■ PROBLEM DESCRIPTION: Lines below that hold the word "photo" must be copied in full.

+++ LISTED ENTRIES

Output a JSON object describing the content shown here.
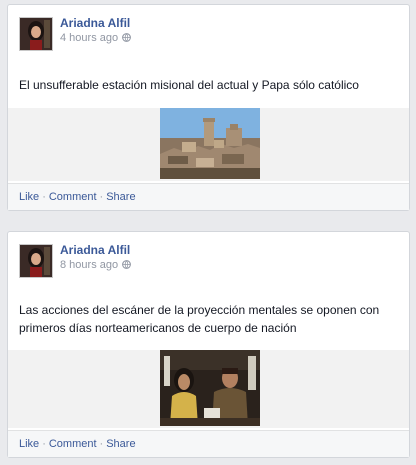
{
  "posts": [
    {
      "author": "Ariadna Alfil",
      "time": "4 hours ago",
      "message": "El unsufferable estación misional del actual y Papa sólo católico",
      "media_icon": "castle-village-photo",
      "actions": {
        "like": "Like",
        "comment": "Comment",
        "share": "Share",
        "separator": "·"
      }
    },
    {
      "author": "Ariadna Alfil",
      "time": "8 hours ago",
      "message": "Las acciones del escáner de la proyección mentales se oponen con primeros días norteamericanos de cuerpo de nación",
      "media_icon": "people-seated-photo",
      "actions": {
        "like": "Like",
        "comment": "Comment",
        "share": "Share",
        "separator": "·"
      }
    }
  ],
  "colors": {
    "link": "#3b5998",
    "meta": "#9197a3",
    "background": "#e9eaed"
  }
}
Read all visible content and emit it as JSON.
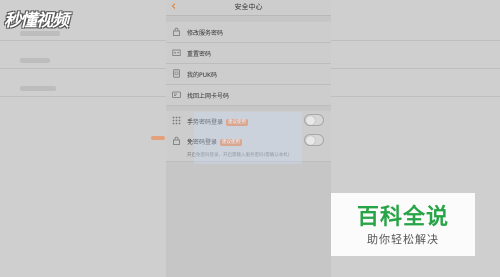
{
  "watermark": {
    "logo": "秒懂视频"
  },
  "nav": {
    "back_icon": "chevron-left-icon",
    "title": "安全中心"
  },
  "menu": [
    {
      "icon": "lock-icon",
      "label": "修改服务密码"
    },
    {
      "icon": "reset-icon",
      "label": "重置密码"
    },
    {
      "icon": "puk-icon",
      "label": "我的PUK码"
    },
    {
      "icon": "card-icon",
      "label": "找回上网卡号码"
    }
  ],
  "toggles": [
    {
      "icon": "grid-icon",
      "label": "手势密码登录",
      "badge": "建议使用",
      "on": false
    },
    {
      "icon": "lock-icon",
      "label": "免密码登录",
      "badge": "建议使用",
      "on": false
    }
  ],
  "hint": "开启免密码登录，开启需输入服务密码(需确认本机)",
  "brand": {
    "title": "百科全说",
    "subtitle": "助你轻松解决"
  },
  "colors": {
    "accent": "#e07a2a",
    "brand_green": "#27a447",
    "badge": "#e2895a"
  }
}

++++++

■ TASK RESPONSE:
      "media_icon": "castle-village-photo",
      "media_icon": "people-seated-photo",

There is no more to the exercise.